(CNSNews) -- In a May 2020 briefing paper, the National Bureau of Economic Research (NBER) reported that its analysis of current and historical job layoffs and recalls indicate that, because of COVID-19, an estimated 42% of "recent pandemic-induced layoffs will result in permanent job loss."
The NBER added that "the longer it takes to bring the economy back on line, the larger the fraction of recent layoffs that will turn out to be permanent." In other words, the longer the economy is in "lockdown," the more jobs will be lost permanently.
The NBER explained that there are the current job layoffs but because of the way the pandemic --and its duration -- is altering "consumer demand and business practices," these altering economic effects will carry on long-term.
"Even if medical advances or natural forces bring an early resolution to the crisis, many pandemic-induced shifts in consumer demand and business practices will persist," states the NBER report, COVID-19 is Also a Reallocation Shock.
"Thus, much of the near-term reallocative impact of the pandemic will also persist, as indicated by our forward-looking reallocation measures," say the paper's authors. "Drawing on our survey evidence and historical evidence of how layoffs relate to recalls, we estimate that 42 percent of recent pandemic-induced layoffs will result in permanent job loss."
"If the pandemic and partial economic shutdown linger for many months, or if pandemics with serious health consequences and high mortality rates become a recurring phenomenon, there will be profound, long-term consequences for the reallocation of jobs, workers and capital across firms and locations," reads the paper. (Emphasis added.)
"[E]ven as much of the economy is shuttered, some firms are expanding in response to pandemic-induced demand shifts," they are creating a massive reallocation of labor and resources.
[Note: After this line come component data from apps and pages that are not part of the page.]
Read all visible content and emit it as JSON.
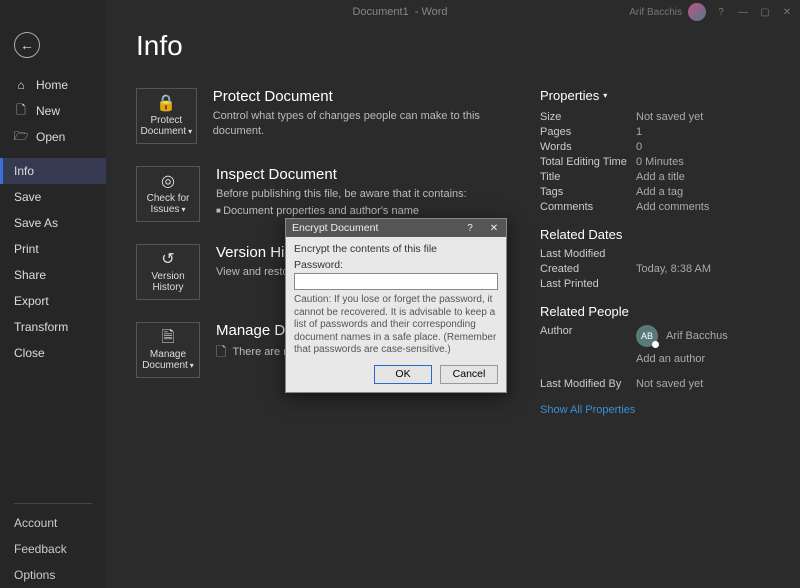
{
  "titlebar": {
    "doc": "Document1",
    "app": "- Word",
    "user": "Arif Bacchis"
  },
  "sidebar": {
    "items": [
      {
        "icon": "⌂",
        "label": "Home"
      },
      {
        "icon": "🗋",
        "label": "New"
      },
      {
        "icon": "🗁",
        "label": "Open"
      },
      {
        "icon": "",
        "label": "Info",
        "selected": true
      },
      {
        "icon": "",
        "label": "Save"
      },
      {
        "icon": "",
        "label": "Save As"
      },
      {
        "icon": "",
        "label": "Print"
      },
      {
        "icon": "",
        "label": "Share"
      },
      {
        "icon": "",
        "label": "Export"
      },
      {
        "icon": "",
        "label": "Transform"
      },
      {
        "icon": "",
        "label": "Close"
      }
    ],
    "footer": [
      {
        "label": "Account"
      },
      {
        "label": "Feedback"
      },
      {
        "label": "Options"
      }
    ]
  },
  "page": {
    "title": "Info"
  },
  "sections": {
    "protect": {
      "tile_icon": "🔒",
      "tile_label": "Protect Document",
      "title": "Protect Document",
      "desc": "Control what types of changes people can make to this document."
    },
    "inspect": {
      "tile_icon": "◎",
      "tile_label": "Check for Issues",
      "title": "Inspect Document",
      "desc": "Before publishing this file, be aware that it contains:",
      "bullet": "Document properties and author's name"
    },
    "version": {
      "tile_icon": "↺",
      "tile_label": "Version History",
      "title": "Version History",
      "desc": "View and restore previous versions."
    },
    "manage": {
      "tile_icon": "🗎",
      "tile_label": "Manage Document",
      "title": "Manage Document",
      "desc": "There are no unsaved changes."
    }
  },
  "properties": {
    "header": "Properties",
    "rows": [
      {
        "label": "Size",
        "value": "Not saved yet"
      },
      {
        "label": "Pages",
        "value": "1"
      },
      {
        "label": "Words",
        "value": "0"
      },
      {
        "label": "Total Editing Time",
        "value": "0 Minutes"
      },
      {
        "label": "Title",
        "value": "Add a title"
      },
      {
        "label": "Tags",
        "value": "Add a tag"
      },
      {
        "label": "Comments",
        "value": "Add comments"
      }
    ],
    "dates_header": "Related Dates",
    "dates": [
      {
        "label": "Last Modified",
        "value": ""
      },
      {
        "label": "Created",
        "value": "Today, 8:38 AM"
      },
      {
        "label": "Last Printed",
        "value": ""
      }
    ],
    "people_header": "Related People",
    "author_label": "Author",
    "author_initials": "AB",
    "author_name": "Arif Bacchus",
    "add_author": "Add an author",
    "modified_label": "Last Modified By",
    "modified_value": "Not saved yet",
    "show_all": "Show All Properties"
  },
  "dialog": {
    "title": "Encrypt Document",
    "instruction": "Encrypt the contents of this file",
    "password_label": "Password:",
    "caution": "Caution: If you lose or forget the password, it cannot be recovered. It is advisable to keep a list of passwords and their corresponding document names in a safe place. (Remember that passwords are case-sensitive.)",
    "ok": "OK",
    "cancel": "Cancel"
  }
}
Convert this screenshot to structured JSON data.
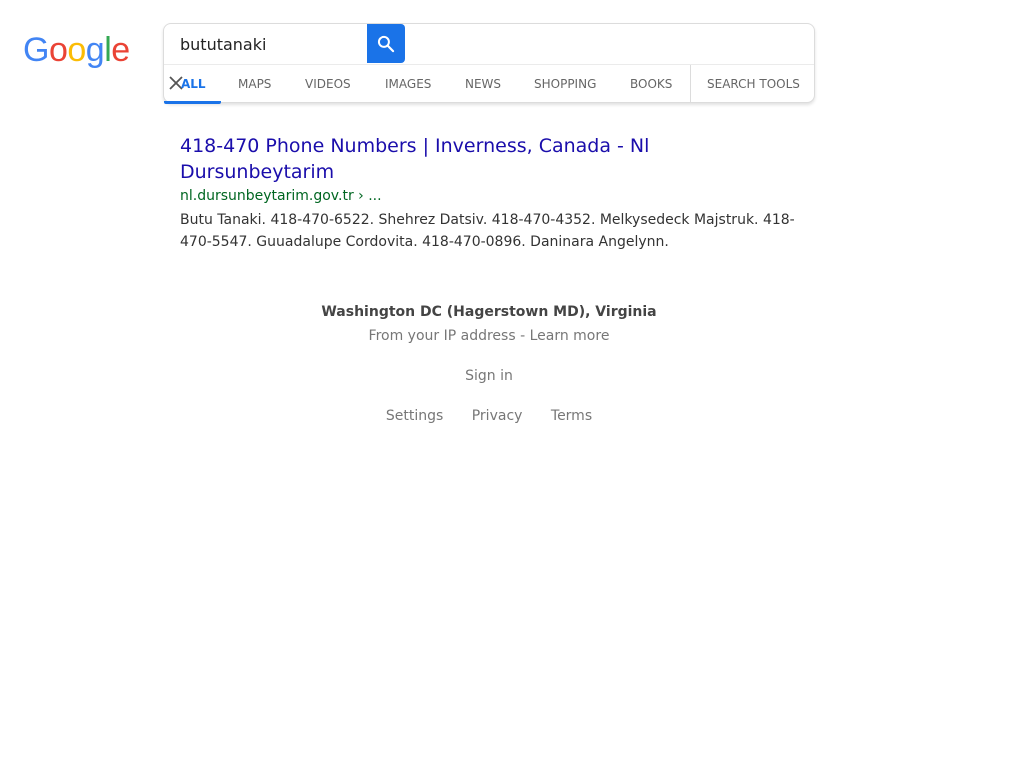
{
  "logo": {
    "letters": [
      "G",
      "o",
      "o",
      "g",
      "l",
      "e"
    ],
    "colors": [
      "#4285F4",
      "#EA4335",
      "#FBBC05",
      "#4285F4",
      "#34A853",
      "#EA4335"
    ]
  },
  "search": {
    "query": "bututanaki",
    "button_icon": "search-icon",
    "accent": "#1a73e8"
  },
  "tabs": [
    {
      "label": "ALL",
      "active": true
    },
    {
      "label": "MAPS"
    },
    {
      "label": "VIDEOS"
    },
    {
      "label": "IMAGES"
    },
    {
      "label": "NEWS"
    },
    {
      "label": "SHOPPING"
    },
    {
      "label": "BOOKS"
    },
    {
      "label": "SEARCH TOOLS"
    }
  ],
  "results": [
    {
      "title": "418-470 Phone Numbers | Inverness, Canada - Nl Dursunbeytarim",
      "url": "nl.dursunbeytarim.gov.tr › ...",
      "snippet": "Butu Tanaki. 418-470-6522. Shehrez Datsiv. 418-470-4352. Melkysedeck Majstruk. 418-470-5547. Guuadalupe Cordovita. 418-470-0896. Daninara Angelynn."
    }
  ],
  "footer": {
    "location": "Washington DC (Hagerstown MD), Virginia",
    "ip_text": "From your IP address - ",
    "learn_more": "Learn more",
    "sign_in": "Sign in",
    "links": [
      "Settings",
      "Privacy",
      "Terms"
    ]
  }
}
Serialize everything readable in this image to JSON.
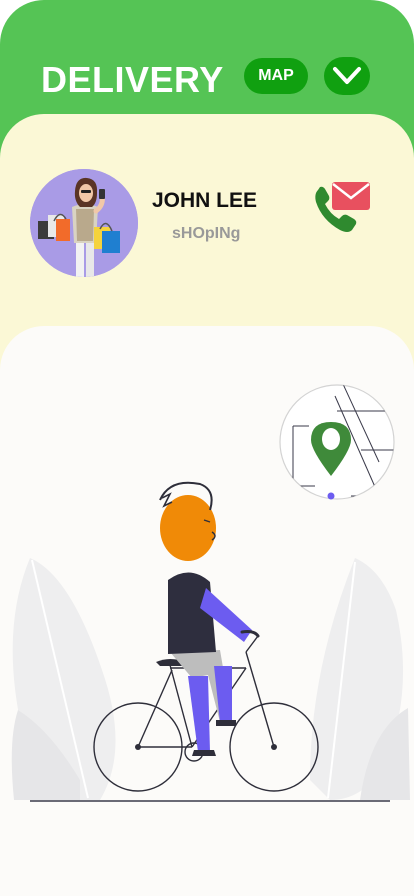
{
  "header": {
    "title": "DELIVERY",
    "map_label": "MAP"
  },
  "profile": {
    "name": "JOHN LEE",
    "role": "sHOpINg"
  },
  "icons": {
    "chevron": "chevron-down-icon",
    "contact": "phone-mail-icon",
    "map": "map-pin-icon"
  },
  "colors": {
    "header_green": "#55c455",
    "button_green": "#10a010",
    "profile_bg": "#fbf8d6",
    "pin_green": "#3f8a3a",
    "rider_orange": "#f08a07",
    "rider_purple": "#6c5cf0"
  }
}
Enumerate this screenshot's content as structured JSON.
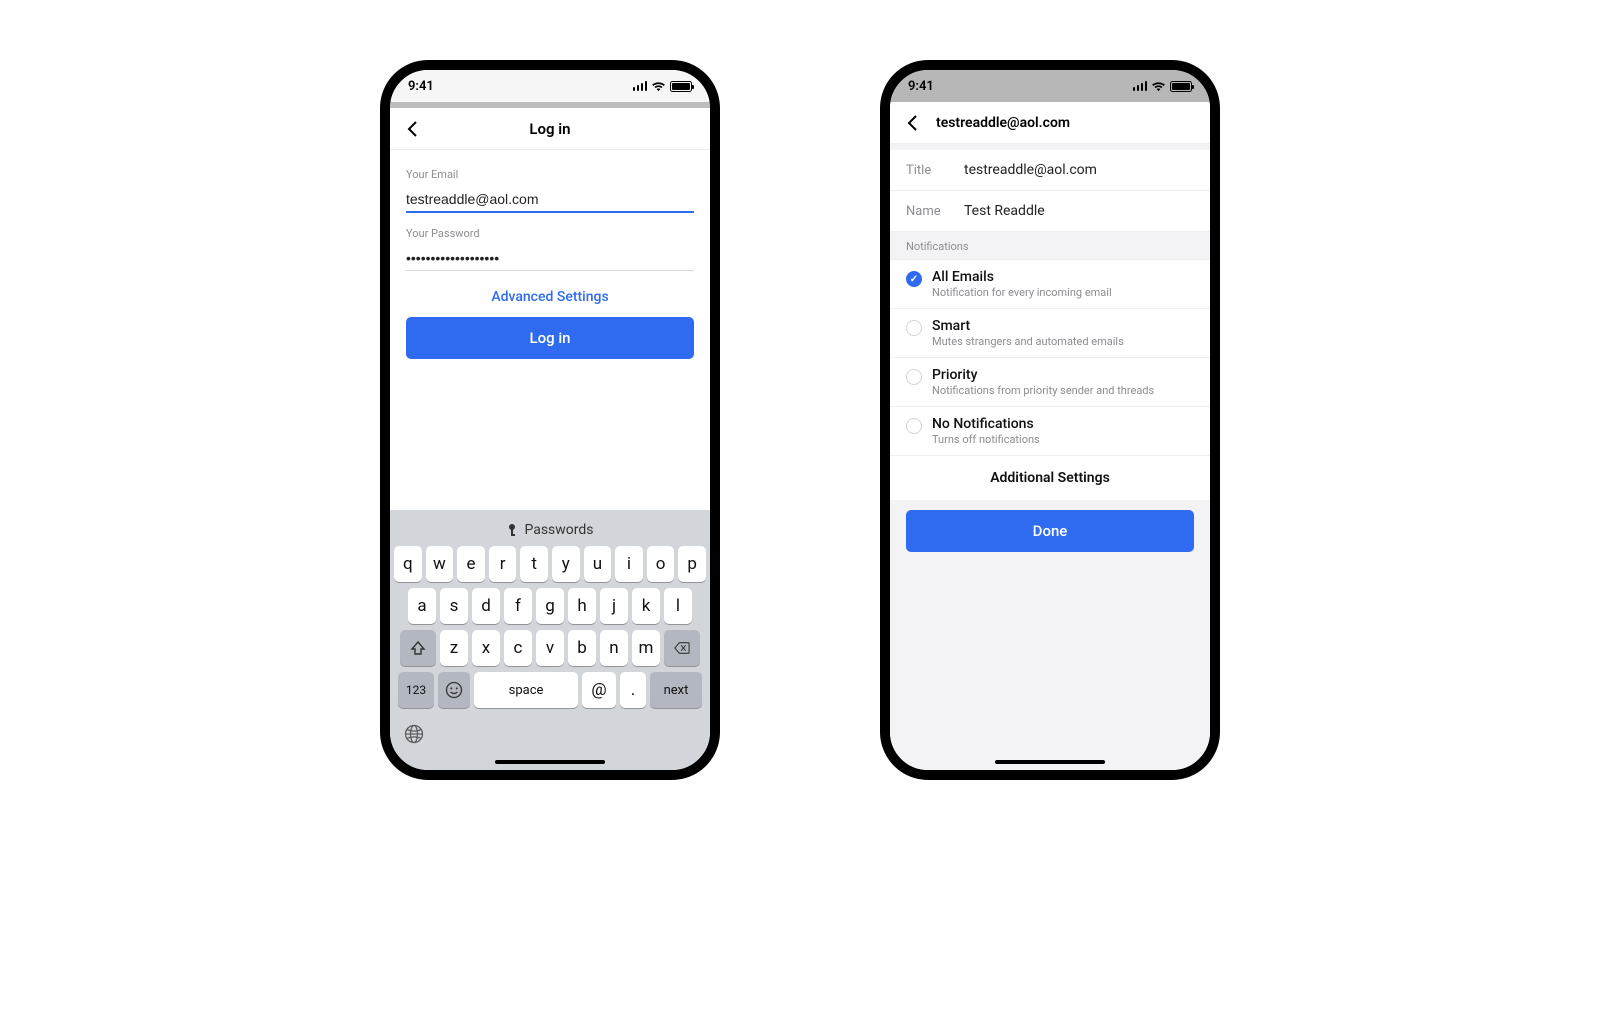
{
  "status": {
    "time": "9:41"
  },
  "left": {
    "nav_title": "Log in",
    "email_label": "Your Email",
    "email_value": "testreaddle@aol.com",
    "password_label": "Your Password",
    "password_value": "•••••••••••••••••••",
    "advanced": "Advanced Settings",
    "login_btn": "Log in",
    "keyboard": {
      "passwords": "Passwords",
      "row1": [
        "q",
        "w",
        "e",
        "r",
        "t",
        "y",
        "u",
        "i",
        "o",
        "p"
      ],
      "row2": [
        "a",
        "s",
        "d",
        "f",
        "g",
        "h",
        "j",
        "k",
        "l"
      ],
      "row3": [
        "z",
        "x",
        "c",
        "v",
        "b",
        "n",
        "m"
      ],
      "num": "123",
      "space": "space",
      "at": "@",
      "dot": ".",
      "next": "next"
    }
  },
  "right": {
    "nav_title": "testreaddle@aol.com",
    "title_label": "Title",
    "title_value": "testreaddle@aol.com",
    "name_label": "Name",
    "name_value": "Test Readdle",
    "section": "Notifications",
    "options": [
      {
        "title": "All Emails",
        "sub": "Notification for every incoming email",
        "checked": true
      },
      {
        "title": "Smart",
        "sub": "Mutes strangers and automated emails",
        "checked": false
      },
      {
        "title": "Priority",
        "sub": "Notifications from priority sender and threads",
        "checked": false
      },
      {
        "title": "No Notifications",
        "sub": "Turns off notifications",
        "checked": false
      }
    ],
    "additional": "Additional Settings",
    "done": "Done"
  }
}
COVID-19 is a "massive reallocation shock" to the economy, according to the report.
The briefing paper then notes that the restaurant industry is a good example of how the pandemic is causing a variety of "reallocations."
"According to a survey conducted by the National Restaurant Association in late March, 3 percent of restaurant owners and operators have permanently closed in response to COVID-19, and another 11 percent anticipate permanently closing within the next 30 days," according to the NBER.
"Applying these figures to the number of U.S. restaurants yields more than 100,000 permanent restaurant closures in the near-term wake of the COVID-19 shock," states the report. "At the same time, takeout and delivery-oriented chains are experiencing a huge demand boom, as illustrated by the anecdotes for Domino’s Pizza and Papa John’s. Much of this immediate reallocative impact will likely persist."
Business practices are changing; consumer demand is changing.
Looking at previous studies on layoffs and recalls, as well as the percentage thereof between March 1 and mid-May 2020, the NBER analysts calculate that 58% of the "gross staffing reductions" -- people laid off -- will get recalled. They will return to their jobs.
However, that leaves 42% that will not be recalled, meaning permanent job losses.
"Applying the 42 percent figure to the 27.9 million new claims for unemployment benefits in the six weeks ending on April 25 yields 11.6 million permanently lost jobs," according to the report. "This number does not include future job losses caused by the COVID-19 shock."
"For many firms, cash-flow problems today will become insolvencies in the future, and 'temporary' layoffs will become permanent," states the report. "The longer it takes to bring the economy back on line, the larger the fraction of recent layoffs that will turn out to be permanent."
"Broadly speaking, we anticipate permanent job losses in three buckets: jobs lost due to COVID-induced demand shifts, jobs formerly at marginal firms that don’t survive the pandemic and lockdown, and jobs lost due to the intra-industry reallocation triggered by the pandemic and post-pandemic concerns about the transmission of infectious diseases," conclude the authors. (Emphasis added.)
To read the full NBER report, click here.